How do you keep the masses at bay? Taxes! Everyone in the old-school establishment has their hands out for a pay-off! Large corporations can’t just throw their economic foundation away, can they? Recording artists, their distributors and their recording companies all want a fee. Some want to tax Internet access. Additional fees arise if your server (or server provider) can feed over a certain amount of clients simultaneously. You also have to be alert for copyright limitations and rights to specific events. Certainly, you can’t rebroadcast another’s content! There have been many annoying attempts to squelch independent Internet webcasters. No matter what has been thrown in their way, most independent program producers have been able to dodge their roadblocks.

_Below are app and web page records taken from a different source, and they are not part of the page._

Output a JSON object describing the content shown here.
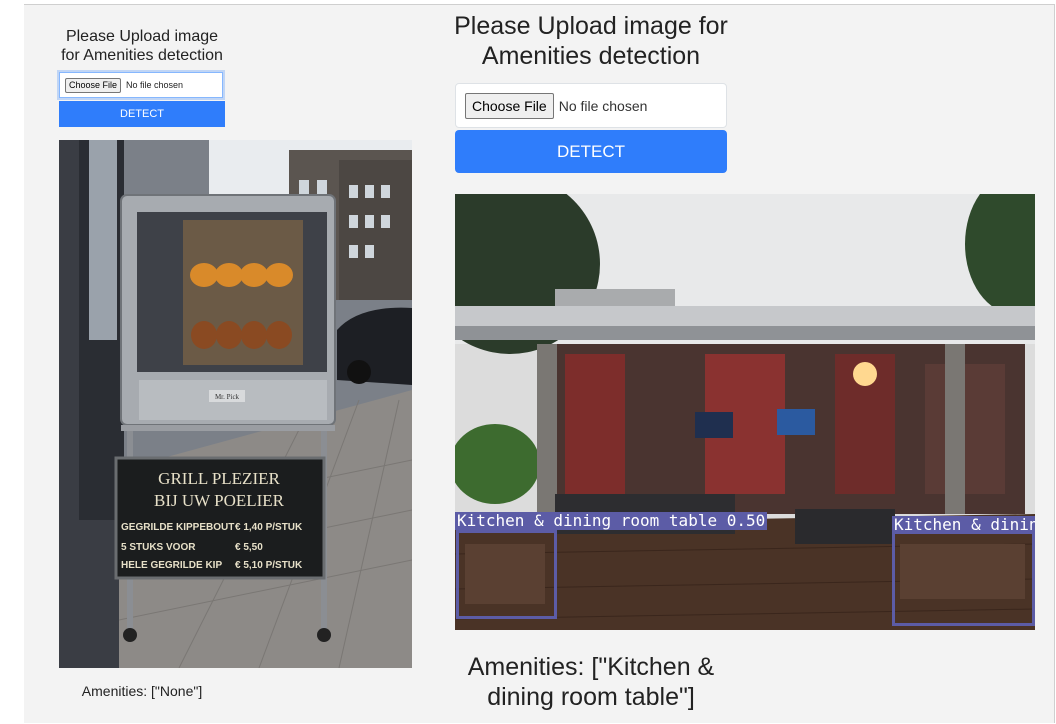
{
  "left_panel": {
    "title": "Please Upload image for Amenities detection",
    "file_button": "Choose File",
    "file_status": "No file chosen",
    "detect_button": "DETECT",
    "sign_lines": [
      "GRILL PLEZIER",
      "BIJ UW POELIER"
    ],
    "sign_items": [
      [
        "GEGRILDE KIPPEBOUT",
        "€ 1,40 P/STUK"
      ],
      [
        "5 STUKS  VOOR",
        "€ 5,50"
      ],
      [
        "HELE GEGRILDE KIP",
        "€ 5,10 P/STUK"
      ]
    ],
    "machine_brand": "Mr. Pick",
    "amenities": "Amenities: [\"None\"]"
  },
  "right_panel": {
    "title": "Please Upload image for Amenities detection",
    "file_button": "Choose File",
    "file_status": "No file chosen",
    "detect_button": "DETECT",
    "detections": [
      {
        "label": "Kitchen & dining room table 0.50"
      },
      {
        "label": "Kitchen & dining"
      }
    ],
    "amenities": "Amenities: [\"Kitchen & dining room table\"]"
  },
  "colors": {
    "detect_button": "#2f7dfb",
    "detection_box": "#5c5ca6",
    "panel_background": "#f3f3f3"
  }
}
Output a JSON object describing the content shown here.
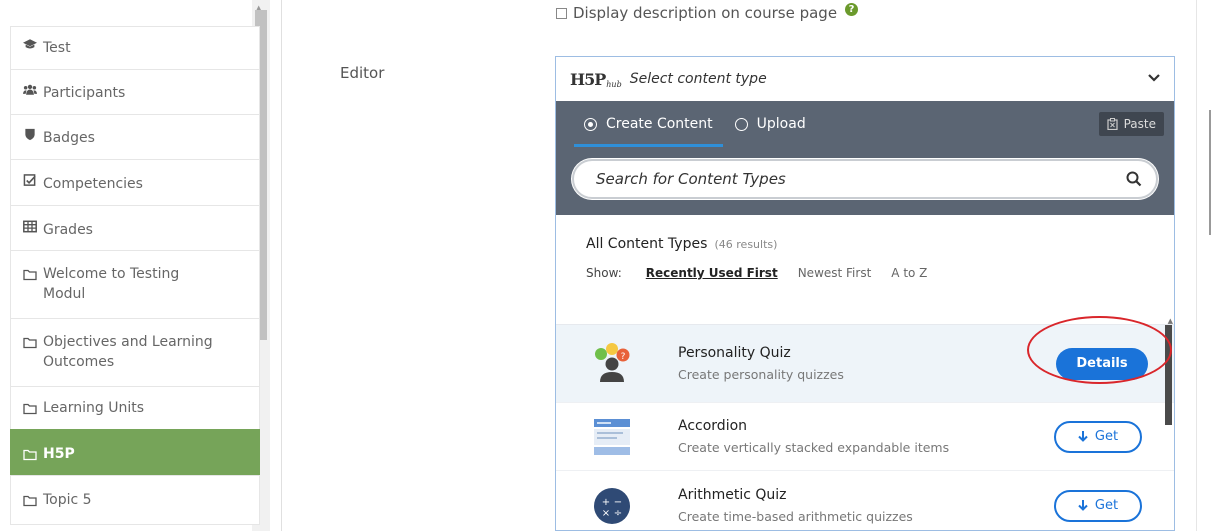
{
  "sidebar": {
    "items": [
      {
        "label": "Test",
        "icon": "graduation-cap-icon"
      },
      {
        "label": "Participants",
        "icon": "users-icon"
      },
      {
        "label": "Badges",
        "icon": "shield-icon"
      },
      {
        "label": "Competencies",
        "icon": "check-square-icon"
      },
      {
        "label": "Grades",
        "icon": "table-icon"
      },
      {
        "label": "Welcome to Testing Modul",
        "icon": "folder-icon"
      },
      {
        "label": "Objectives and Learning Outcomes",
        "icon": "folder-icon"
      },
      {
        "label": "Learning Units",
        "icon": "folder-icon"
      },
      {
        "label": "H5P",
        "icon": "folder-icon",
        "active": true
      },
      {
        "label": "Topic 5",
        "icon": "folder-icon"
      }
    ],
    "active_color": "#76a459"
  },
  "form": {
    "display_description_label": "Display description on course page",
    "editor_label": "Editor"
  },
  "hub": {
    "logo": "H5P",
    "logo_sub": "hub",
    "title": "Select content type",
    "tabs": {
      "create": "Create Content",
      "upload": "Upload",
      "paste": "Paste"
    },
    "search_placeholder": "Search for Content Types",
    "results_title": "All Content Types",
    "results_count": "(46 results)",
    "show_label": "Show:",
    "sort": {
      "recent": "Recently Used First",
      "newest": "Newest First",
      "atoz": "A to Z"
    },
    "items": [
      {
        "name": "Personality Quiz",
        "desc": "Create personality quizzes",
        "button": "Details",
        "icon": "personality-quiz-icon"
      },
      {
        "name": "Accordion",
        "desc": "Create vertically stacked expandable items",
        "button": "Get",
        "icon": "accordion-icon"
      },
      {
        "name": "Arithmetic Quiz",
        "desc": "Create time-based arithmetic quizzes",
        "button": "Get",
        "icon": "arithmetic-quiz-icon"
      }
    ],
    "accent_color": "#1a73d9",
    "band_color": "#5b6573"
  }
}
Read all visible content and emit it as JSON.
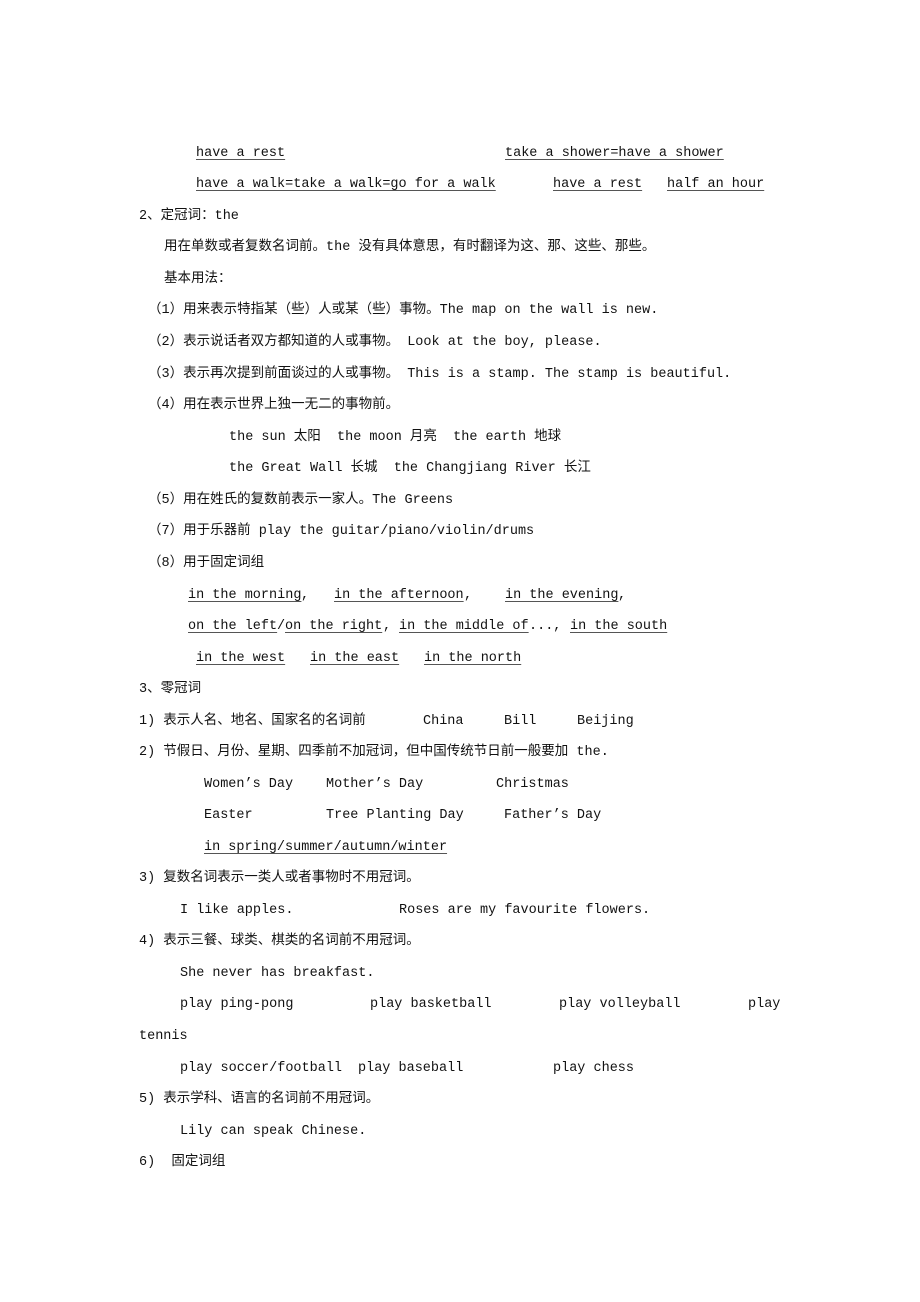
{
  "l1": [
    "have a rest",
    "take a shower=have a shower"
  ],
  "l2": [
    "have a walk=take a walk=go for a walk",
    "have a rest",
    "half an hour"
  ],
  "s2_title": "2、定冠词：the",
  "s2_intro": "用在单数或者复数名词前。the 没有具体意思，有时翻译为这、那、这些、那些。",
  "s2_basic": "基本用法：",
  "s2_items": [
    "（1）用来表示特指某（些）人或某（些）事物。The map on the wall is new.",
    "（2）表示说话者双方都知道的人或事物。 Look at the boy, please.",
    "（3）表示再次提到前面谈过的人或事物。 This is a stamp. The stamp is beautiful.",
    "（4）用在表示世界上独一无二的事物前。",
    "the sun 太阳  the moon 月亮  the earth 地球",
    "the Great Wall 长城  the Changjiang River 长江",
    "（5）用在姓氏的复数前表示一家人。The Greens",
    "（7）用于乐器前 play the guitar/piano/violin/drums",
    "（8）用于固定词组"
  ],
  "phrases1": [
    "in the morning",
    ",",
    "in the afternoon",
    ",",
    "in the evening",
    ","
  ],
  "phrases2": [
    "on the left",
    "/",
    "on the right",
    ",",
    "in the middle of",
    "...,",
    "in the south"
  ],
  "phrases3": [
    "in the west",
    "in the east",
    "in the north"
  ],
  "s3_title": "3、零冠词",
  "s3_1": [
    "1) 表示人名、地名、国家名的名词前",
    "China",
    "Bill",
    "Beijing"
  ],
  "s3_2": "2) 节假日、月份、星期、四季前不加冠词，但中国传统节日前一般要加 the.",
  "holidays1": [
    "Women’s Day",
    "Mother’s Day",
    "Christmas"
  ],
  "holidays2": [
    "Easter",
    "Tree Planting Day",
    "Father’s Day"
  ],
  "seasons": "in spring/summer/autumn/winter",
  "s3_3": "3) 复数名词表示一类人或者事物时不用冠词。",
  "s3_3_ex": [
    "I like apples.",
    "Roses are my favourite flowers."
  ],
  "s3_4": "4) 表示三餐、球类、棋类的名词前不用冠词。",
  "s3_4_ex": "She never has breakfast.",
  "sports1": [
    "play ping-pong",
    "play basketball",
    "play volleyball",
    "play"
  ],
  "sports1_wrap": "tennis",
  "sports2": [
    "play soccer/football",
    "play baseball",
    "play chess"
  ],
  "s3_5": "5) 表示学科、语言的名词前不用冠词。",
  "s3_5_ex": "Lily can speak Chinese.",
  "s3_6": "6)  固定词组"
}
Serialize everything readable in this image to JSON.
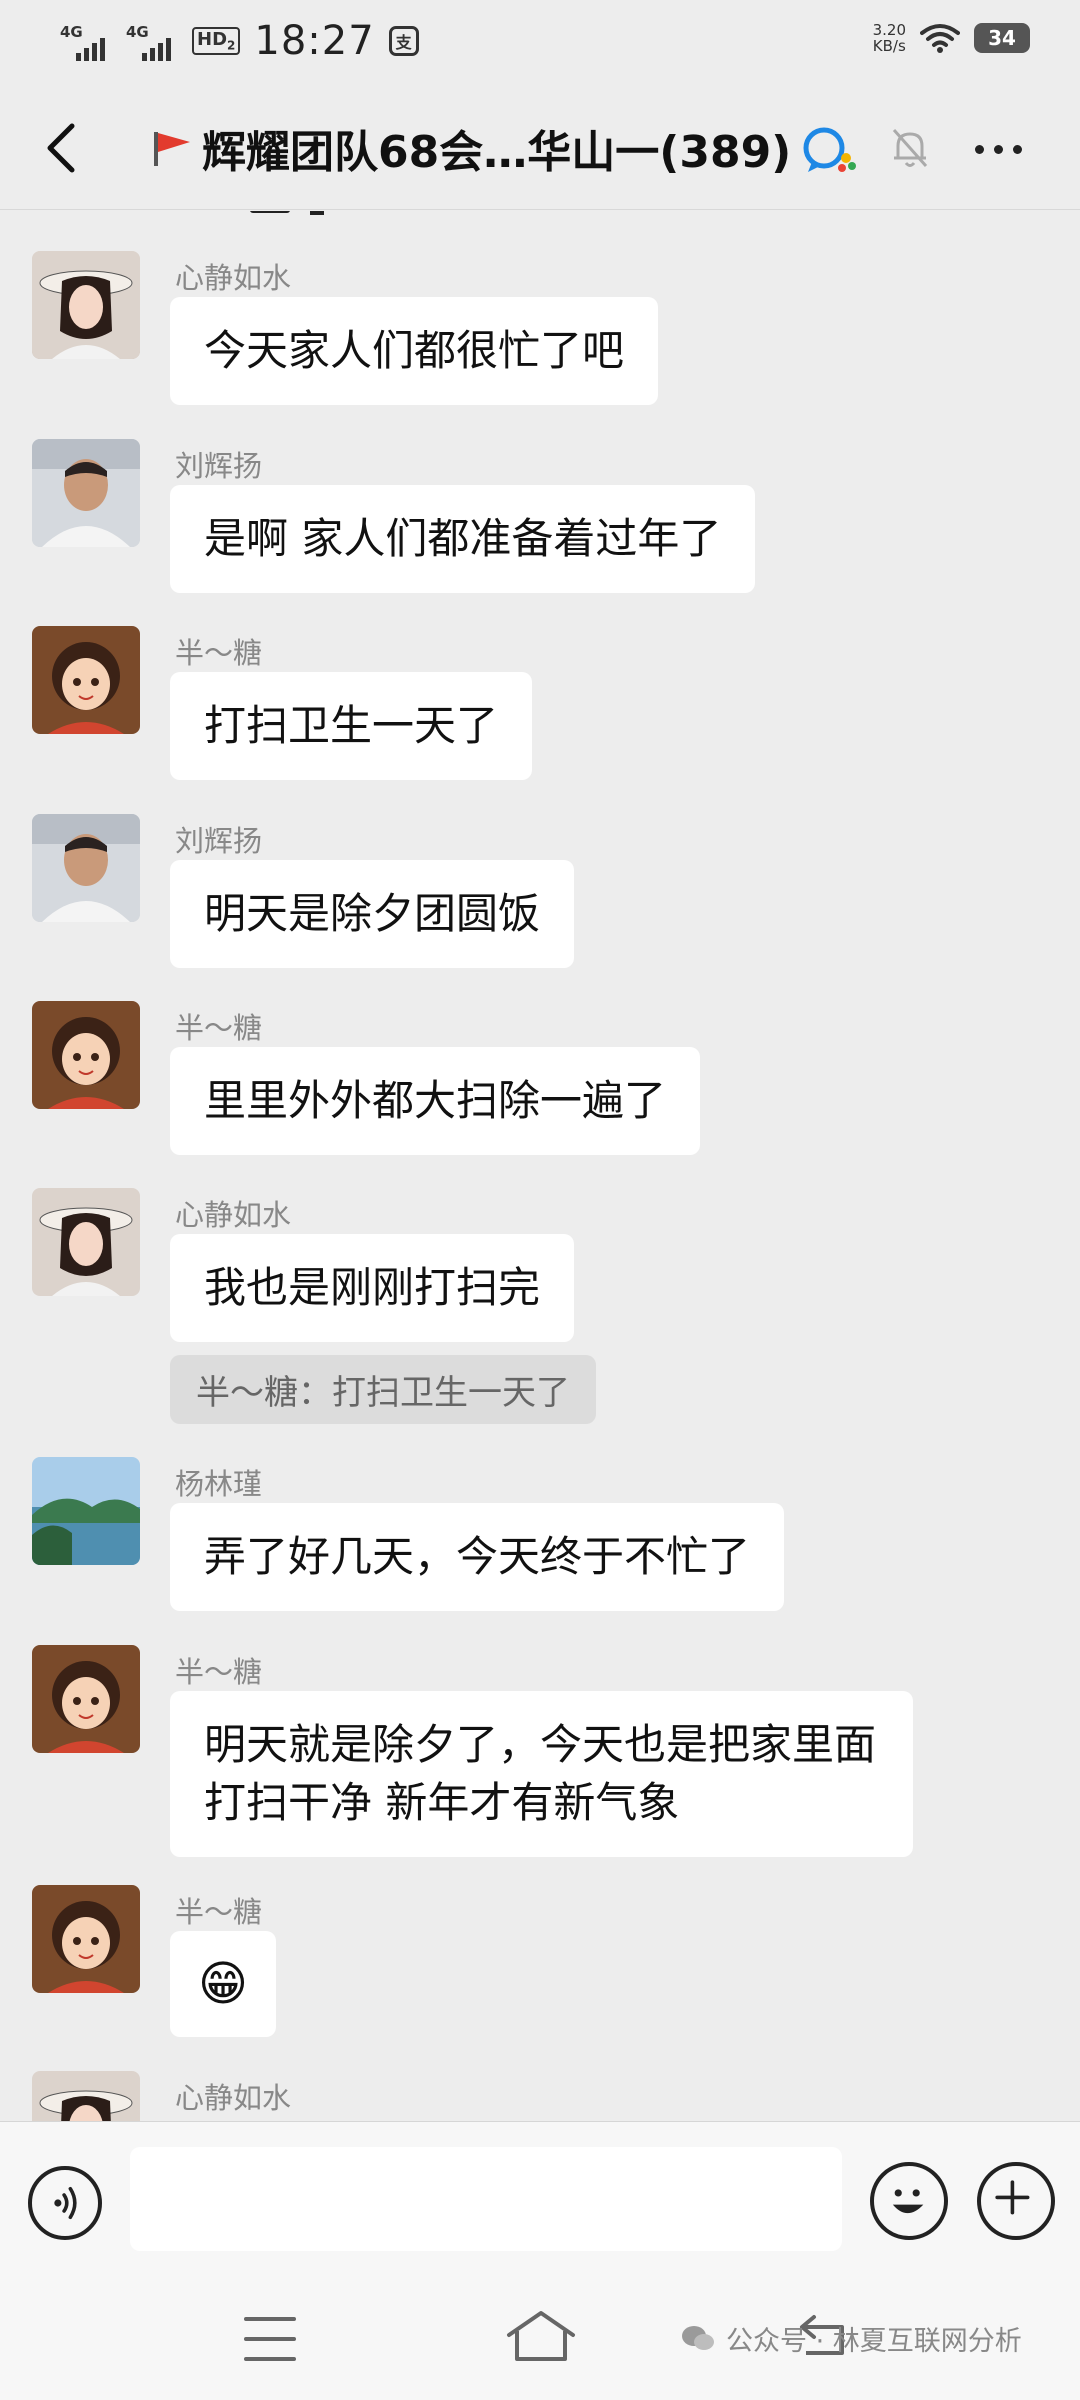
{
  "status_bar": {
    "network_1": "4G",
    "network_2": "4G",
    "hd_badge": "HD",
    "hd_sub": "2",
    "time": "18:27",
    "speed_value": "3.20",
    "speed_unit": "KB/s",
    "battery": "34"
  },
  "header": {
    "title": "辉耀团队68会…华山一(389)"
  },
  "messages": [
    {
      "sender": "心静如水",
      "text": "今天家人们都很忙了吧"
    },
    {
      "sender": "刘辉扬",
      "text": "是啊  家人们都准备着过年了"
    },
    {
      "sender": "半～糖",
      "text": "打扫卫生一天了"
    },
    {
      "sender": "刘辉扬",
      "text": "明天是除夕团圆饭"
    },
    {
      "sender": "半～糖",
      "text": "里里外外都大扫除一遍了"
    },
    {
      "sender": "心静如水",
      "text": "我也是刚刚打扫完",
      "quote": "半～糖：打扫卫生一天了"
    },
    {
      "sender": "杨林瑾",
      "text": "弄了好几天，今天终于不忙了"
    },
    {
      "sender": "半～糖",
      "text": "明天就是除夕了，今天也是把家里面打扫干净 新年才有新气象"
    },
    {
      "sender": "半～糖",
      "text": "😁"
    },
    {
      "sender": "心静如水"
    }
  ],
  "watermark": {
    "text": "公众号 · 林夏互联网分析"
  }
}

Terrestrial broadcasters should be running for cover. Just as soon as wireless Internet becomes as commonplace as cellular telephone service what we call ‘radio’ will have a completely new meaning. Yahoo, AOL, MySpace are all experimenting with streams. New services like Slacker and Flytunes are creating a listening experience combining automatic caching with Internet reception. If you lose the live wireless signal the cache takes over. You’ll always have your tunes! XM now broadcasts to Blackberries and other wireless devices. Refresh my memory: What is AM and FM again?
Regardless of all these new efforts in multiplicity, domination in this new generation of broadcasting depends on content. AOL has shown serious effort for creating exclusive music and encouraging lesser known artists. Those services that primarily serve their listeners more than their greed will not alienate audiences. It will be fascinating to see how such a plethora of players will evolve into the new medium of 21st century: E-radio. Just watch: Coming soon is a brand new audio-visual world all on the master stream! How will we DX that?